> _Assignment_:
Output every entry exactly, without any pictures.

> _Material shown_:

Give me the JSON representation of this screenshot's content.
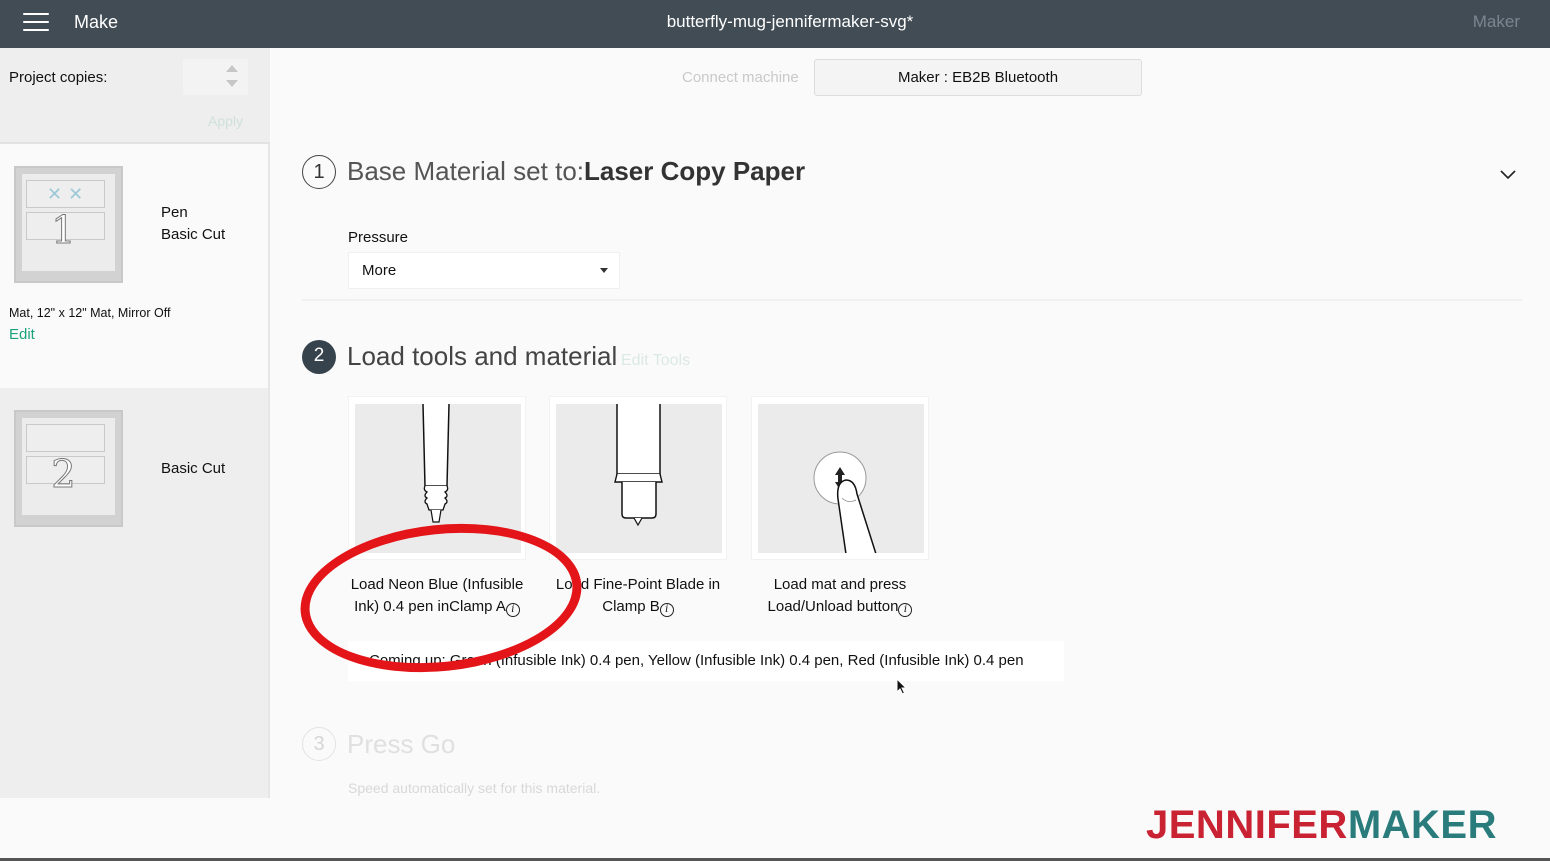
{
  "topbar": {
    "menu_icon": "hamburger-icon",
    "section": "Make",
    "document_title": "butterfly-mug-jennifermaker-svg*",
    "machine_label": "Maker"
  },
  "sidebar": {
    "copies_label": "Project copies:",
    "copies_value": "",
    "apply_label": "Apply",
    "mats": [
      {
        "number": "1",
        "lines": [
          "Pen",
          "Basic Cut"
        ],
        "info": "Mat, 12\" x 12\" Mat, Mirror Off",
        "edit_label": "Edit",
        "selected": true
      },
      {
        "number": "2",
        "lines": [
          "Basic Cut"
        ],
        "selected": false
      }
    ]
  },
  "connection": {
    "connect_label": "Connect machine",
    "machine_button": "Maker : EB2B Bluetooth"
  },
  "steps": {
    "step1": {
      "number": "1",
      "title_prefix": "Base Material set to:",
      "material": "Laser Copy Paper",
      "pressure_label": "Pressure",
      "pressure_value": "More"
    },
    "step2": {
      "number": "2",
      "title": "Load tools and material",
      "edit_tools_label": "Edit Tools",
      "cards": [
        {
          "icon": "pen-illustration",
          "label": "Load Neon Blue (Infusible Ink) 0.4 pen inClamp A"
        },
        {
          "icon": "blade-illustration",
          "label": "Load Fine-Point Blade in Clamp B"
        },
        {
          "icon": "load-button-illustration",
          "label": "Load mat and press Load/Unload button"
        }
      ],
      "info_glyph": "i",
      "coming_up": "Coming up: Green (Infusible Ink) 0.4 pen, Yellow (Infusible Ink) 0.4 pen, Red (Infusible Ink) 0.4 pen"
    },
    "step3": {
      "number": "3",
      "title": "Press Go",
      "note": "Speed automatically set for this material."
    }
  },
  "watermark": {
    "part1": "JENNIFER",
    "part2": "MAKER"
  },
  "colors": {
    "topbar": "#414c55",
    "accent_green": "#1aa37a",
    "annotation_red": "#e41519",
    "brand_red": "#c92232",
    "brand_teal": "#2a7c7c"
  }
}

> _Response box_:
Give me the JSON representation of this screenshot's content.
{
  "topbar": {
    "menu_icon": "hamburger-icon",
    "section": "Make",
    "document_title": "butterfly-mug-jennifermaker-svg*",
    "machine_label": "Maker"
  },
  "sidebar": {
    "copies_label": "Project copies:",
    "copies_value": "",
    "apply_label": "Apply",
    "mats": [
      {
        "number": "1",
        "lines": [
          "Pen",
          "Basic Cut"
        ],
        "info": "Mat, 12\" x 12\" Mat, Mirror Off",
        "edit_label": "Edit",
        "selected": true
      },
      {
        "number": "2",
        "lines": [
          "Basic Cut"
        ],
        "selected": false
      }
    ]
  },
  "connection": {
    "connect_label": "Connect machine",
    "machine_button": "Maker : EB2B Bluetooth"
  },
  "steps": {
    "step1": {
      "number": "1",
      "title_prefix": "Base Material set to:",
      "material": "Laser Copy Paper",
      "pressure_label": "Pressure",
      "pressure_value": "More"
    },
    "step2": {
      "number": "2",
      "title": "Load tools and material",
      "edit_tools_label": "Edit Tools",
      "cards": [
        {
          "icon": "pen-illustration",
          "label": "Load Neon Blue (Infusible Ink) 0.4 pen inClamp A"
        },
        {
          "icon": "blade-illustration",
          "label": "Load Fine-Point Blade in Clamp B"
        },
        {
          "icon": "load-button-illustration",
          "label": "Load mat and press Load/Unload button"
        }
      ],
      "info_glyph": "i",
      "coming_up": "Coming up: Green (Infusible Ink) 0.4 pen, Yellow (Infusible Ink) 0.4 pen, Red (Infusible Ink) 0.4 pen"
    },
    "step3": {
      "number": "3",
      "title": "Press Go",
      "note": "Speed automatically set for this material."
    }
  },
  "watermark": {
    "part1": "JENNIFER",
    "part2": "MAKER"
  },
  "colors": {
    "topbar": "#414c55",
    "accent_green": "#1aa37a",
    "annotation_red": "#e41519",
    "brand_red": "#c92232",
    "brand_teal": "#2a7c7c"
  }
}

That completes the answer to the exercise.